- EXTRACTED RECORDS:

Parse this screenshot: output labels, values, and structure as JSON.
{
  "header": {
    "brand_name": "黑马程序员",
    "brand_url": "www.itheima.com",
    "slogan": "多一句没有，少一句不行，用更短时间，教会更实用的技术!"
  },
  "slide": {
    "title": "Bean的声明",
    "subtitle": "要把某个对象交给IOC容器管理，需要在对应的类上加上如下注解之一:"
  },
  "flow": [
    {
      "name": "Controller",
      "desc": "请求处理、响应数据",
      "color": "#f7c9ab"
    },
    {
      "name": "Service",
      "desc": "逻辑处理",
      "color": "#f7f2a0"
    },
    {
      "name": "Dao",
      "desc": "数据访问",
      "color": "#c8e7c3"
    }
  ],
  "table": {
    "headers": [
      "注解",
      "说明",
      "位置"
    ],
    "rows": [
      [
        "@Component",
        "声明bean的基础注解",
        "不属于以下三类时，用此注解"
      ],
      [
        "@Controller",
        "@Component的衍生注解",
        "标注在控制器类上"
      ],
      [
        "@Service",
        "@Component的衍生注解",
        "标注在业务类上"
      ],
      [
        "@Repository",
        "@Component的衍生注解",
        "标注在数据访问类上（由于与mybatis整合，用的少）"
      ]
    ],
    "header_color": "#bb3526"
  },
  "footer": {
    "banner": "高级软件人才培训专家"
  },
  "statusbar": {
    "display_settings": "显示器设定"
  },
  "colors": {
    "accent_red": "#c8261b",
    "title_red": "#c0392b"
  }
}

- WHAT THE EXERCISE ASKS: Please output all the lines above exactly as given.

- OUTPUT OF THE EXERCISE:
Parse this screenshot: output labels, values, and structure as JSON.
{
  "header": {
    "brand_name": "黑马程序员",
    "brand_url": "www.itheima.com",
    "slogan": "多一句没有，少一句不行，用更短时间，教会更实用的技术!"
  },
  "slide": {
    "title": "Bean的声明",
    "subtitle": "要把某个对象交给IOC容器管理，需要在对应的类上加上如下注解之一:"
  },
  "flow": [
    {
      "name": "Controller",
      "desc": "请求处理、响应数据",
      "color": "#f7c9ab"
    },
    {
      "name": "Service",
      "desc": "逻辑处理",
      "color": "#f7f2a0"
    },
    {
      "name": "Dao",
      "desc": "数据访问",
      "color": "#c8e7c3"
    }
  ],
  "table": {
    "headers": [
      "注解",
      "说明",
      "位置"
    ],
    "rows": [
      [
        "@Component",
        "声明bean的基础注解",
        "不属于以下三类时，用此注解"
      ],
      [
        "@Controller",
        "@Component的衍生注解",
        "标注在控制器类上"
      ],
      [
        "@Service",
        "@Component的衍生注解",
        "标注在业务类上"
      ],
      [
        "@Repository",
        "@Component的衍生注解",
        "标注在数据访问类上（由于与mybatis整合，用的少）"
      ]
    ],
    "header_color": "#bb3526"
  },
  "footer": {
    "banner": "高级软件人才培训专家"
  },
  "statusbar": {
    "display_settings": "显示器设定"
  },
  "colors": {
    "accent_red": "#c8261b",
    "title_red": "#c0392b"
  }
}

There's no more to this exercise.